[Problem requirements]
Repeat the data exactly, so that every line matches the original.

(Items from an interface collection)
--

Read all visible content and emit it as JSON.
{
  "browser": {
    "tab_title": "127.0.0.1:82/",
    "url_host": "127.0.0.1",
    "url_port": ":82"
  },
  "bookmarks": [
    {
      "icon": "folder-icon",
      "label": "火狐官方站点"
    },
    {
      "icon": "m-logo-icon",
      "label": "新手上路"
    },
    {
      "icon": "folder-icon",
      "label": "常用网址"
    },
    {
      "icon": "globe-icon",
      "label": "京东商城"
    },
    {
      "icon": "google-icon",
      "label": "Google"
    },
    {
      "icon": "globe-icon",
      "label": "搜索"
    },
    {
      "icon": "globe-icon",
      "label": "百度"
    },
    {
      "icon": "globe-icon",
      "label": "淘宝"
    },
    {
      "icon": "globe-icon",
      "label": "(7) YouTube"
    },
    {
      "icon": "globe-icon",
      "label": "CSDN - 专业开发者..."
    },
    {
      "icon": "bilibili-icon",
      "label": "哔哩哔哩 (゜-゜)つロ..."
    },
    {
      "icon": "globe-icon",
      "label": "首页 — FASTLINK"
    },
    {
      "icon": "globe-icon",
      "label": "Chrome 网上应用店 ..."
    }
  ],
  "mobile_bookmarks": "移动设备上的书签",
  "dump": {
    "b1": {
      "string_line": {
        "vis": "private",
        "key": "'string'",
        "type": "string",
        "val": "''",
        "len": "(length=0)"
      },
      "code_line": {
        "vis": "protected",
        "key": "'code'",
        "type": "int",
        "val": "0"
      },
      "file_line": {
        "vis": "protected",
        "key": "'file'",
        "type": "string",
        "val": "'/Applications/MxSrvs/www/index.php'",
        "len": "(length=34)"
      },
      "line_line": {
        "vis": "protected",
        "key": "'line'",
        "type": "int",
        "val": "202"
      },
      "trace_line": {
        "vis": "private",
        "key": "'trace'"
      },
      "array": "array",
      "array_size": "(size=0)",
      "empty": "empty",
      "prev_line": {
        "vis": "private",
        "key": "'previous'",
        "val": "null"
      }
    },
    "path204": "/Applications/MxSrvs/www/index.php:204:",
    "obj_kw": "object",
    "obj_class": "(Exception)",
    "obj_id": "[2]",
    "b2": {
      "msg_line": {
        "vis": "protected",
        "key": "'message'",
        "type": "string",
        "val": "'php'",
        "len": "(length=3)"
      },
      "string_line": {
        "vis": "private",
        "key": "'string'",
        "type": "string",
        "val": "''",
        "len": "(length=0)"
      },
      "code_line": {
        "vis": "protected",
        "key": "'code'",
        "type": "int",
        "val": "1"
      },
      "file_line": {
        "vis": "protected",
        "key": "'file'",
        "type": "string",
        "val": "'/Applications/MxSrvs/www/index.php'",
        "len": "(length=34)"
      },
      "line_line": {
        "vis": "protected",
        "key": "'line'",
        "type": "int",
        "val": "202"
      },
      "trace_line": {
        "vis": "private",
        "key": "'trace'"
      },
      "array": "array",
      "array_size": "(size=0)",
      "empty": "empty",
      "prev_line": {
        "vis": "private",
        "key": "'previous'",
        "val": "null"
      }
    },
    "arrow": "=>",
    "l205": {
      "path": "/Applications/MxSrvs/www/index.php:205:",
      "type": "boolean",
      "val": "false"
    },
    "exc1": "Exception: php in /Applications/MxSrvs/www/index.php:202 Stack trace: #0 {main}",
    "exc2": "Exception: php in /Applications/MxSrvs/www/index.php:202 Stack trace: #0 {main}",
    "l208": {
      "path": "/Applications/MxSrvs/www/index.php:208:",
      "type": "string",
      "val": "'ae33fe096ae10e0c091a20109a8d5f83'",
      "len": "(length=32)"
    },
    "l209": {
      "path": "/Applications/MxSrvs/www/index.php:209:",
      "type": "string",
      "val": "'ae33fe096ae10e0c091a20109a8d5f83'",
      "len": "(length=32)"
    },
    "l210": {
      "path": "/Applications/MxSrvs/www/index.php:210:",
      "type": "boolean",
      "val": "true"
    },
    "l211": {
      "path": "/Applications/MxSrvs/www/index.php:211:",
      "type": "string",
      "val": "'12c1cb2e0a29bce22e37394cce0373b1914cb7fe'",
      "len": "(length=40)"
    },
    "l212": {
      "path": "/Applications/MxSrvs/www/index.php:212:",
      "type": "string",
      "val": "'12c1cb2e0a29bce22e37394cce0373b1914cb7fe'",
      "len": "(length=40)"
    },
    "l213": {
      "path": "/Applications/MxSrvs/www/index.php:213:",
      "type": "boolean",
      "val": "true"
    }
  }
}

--

[Exercise result]
Read all visible content and emit it as JSON.
{
  "browser": {
    "tab_title": "127.0.0.1:82/",
    "url_host": "127.0.0.1",
    "url_port": ":82"
  },
  "bookmarks": [
    {
      "icon": "folder-icon",
      "label": "火狐官方站点"
    },
    {
      "icon": "m-logo-icon",
      "label": "新手上路"
    },
    {
      "icon": "folder-icon",
      "label": "常用网址"
    },
    {
      "icon": "globe-icon",
      "label": "京东商城"
    },
    {
      "icon": "google-icon",
      "label": "Google"
    },
    {
      "icon": "globe-icon",
      "label": "搜索"
    },
    {
      "icon": "globe-icon",
      "label": "百度"
    },
    {
      "icon": "globe-icon",
      "label": "淘宝"
    },
    {
      "icon": "globe-icon",
      "label": "(7) YouTube"
    },
    {
      "icon": "globe-icon",
      "label": "CSDN - 专业开发者..."
    },
    {
      "icon": "bilibili-icon",
      "label": "哔哩哔哩 (゜-゜)つロ..."
    },
    {
      "icon": "globe-icon",
      "label": "首页 — FASTLINK"
    },
    {
      "icon": "globe-icon",
      "label": "Chrome 网上应用店 ..."
    }
  ],
  "mobile_bookmarks": "移动设备上的书签",
  "dump": {
    "b1": {
      "string_line": {
        "vis": "private",
        "key": "'string'",
        "type": "string",
        "val": "''",
        "len": "(length=0)"
      },
      "code_line": {
        "vis": "protected",
        "key": "'code'",
        "type": "int",
        "val": "0"
      },
      "file_line": {
        "vis": "protected",
        "key": "'file'",
        "type": "string",
        "val": "'/Applications/MxSrvs/www/index.php'",
        "len": "(length=34)"
      },
      "line_line": {
        "vis": "protected",
        "key": "'line'",
        "type": "int",
        "val": "202"
      },
      "trace_line": {
        "vis": "private",
        "key": "'trace'"
      },
      "array": "array",
      "array_size": "(size=0)",
      "empty": "empty",
      "prev_line": {
        "vis": "private",
        "key": "'previous'",
        "val": "null"
      }
    },
    "path204": "/Applications/MxSrvs/www/index.php:204:",
    "obj_kw": "object",
    "obj_class": "(Exception)",
    "obj_id": "[2]",
    "b2": {
      "msg_line": {
        "vis": "protected",
        "key": "'message'",
        "type": "string",
        "val": "'php'",
        "len": "(length=3)"
      },
      "string_line": {
        "vis": "private",
        "key": "'string'",
        "type": "string",
        "val": "''",
        "len": "(length=0)"
      },
      "code_line": {
        "vis": "protected",
        "key": "'code'",
        "type": "int",
        "val": "1"
      },
      "file_line": {
        "vis": "protected",
        "key": "'file'",
        "type": "string",
        "val": "'/Applications/MxSrvs/www/index.php'",
        "len": "(length=34)"
      },
      "line_line": {
        "vis": "protected",
        "key": "'line'",
        "type": "int",
        "val": "202"
      },
      "trace_line": {
        "vis": "private",
        "key": "'trace'"
      },
      "array": "array",
      "array_size": "(size=0)",
      "empty": "empty",
      "prev_line": {
        "vis": "private",
        "key": "'previous'",
        "val": "null"
      }
    },
    "arrow": "=>",
    "l205": {
      "path": "/Applications/MxSrvs/www/index.php:205:",
      "type": "boolean",
      "val": "false"
    },
    "exc1": "Exception: php in /Applications/MxSrvs/www/index.php:202 Stack trace: #0 {main}",
    "exc2": "Exception: php in /Applications/MxSrvs/www/index.php:202 Stack trace: #0 {main}",
    "l208": {
      "path": "/Applications/MxSrvs/www/index.php:208:",
      "type": "string",
      "val": "'ae33fe096ae10e0c091a20109a8d5f83'",
      "len": "(length=32)"
    },
    "l209": {
      "path": "/Applications/MxSrvs/www/index.php:209:",
      "type": "string",
      "val": "'ae33fe096ae10e0c091a20109a8d5f83'",
      "len": "(length=32)"
    },
    "l210": {
      "path": "/Applications/MxSrvs/www/index.php:210:",
      "type": "boolean",
      "val": "true"
    },
    "l211": {
      "path": "/Applications/MxSrvs/www/index.php:211:",
      "type": "string",
      "val": "'12c1cb2e0a29bce22e37394cce0373b1914cb7fe'",
      "len": "(length=40)"
    },
    "l212": {
      "path": "/Applications/MxSrvs/www/index.php:212:",
      "type": "string",
      "val": "'12c1cb2e0a29bce22e37394cce0373b1914cb7fe'",
      "len": "(length=40)"
    },
    "l213": {
      "path": "/Applications/MxSrvs/www/index.php:213:",
      "type": "boolean",
      "val": "true"
    }
  }
}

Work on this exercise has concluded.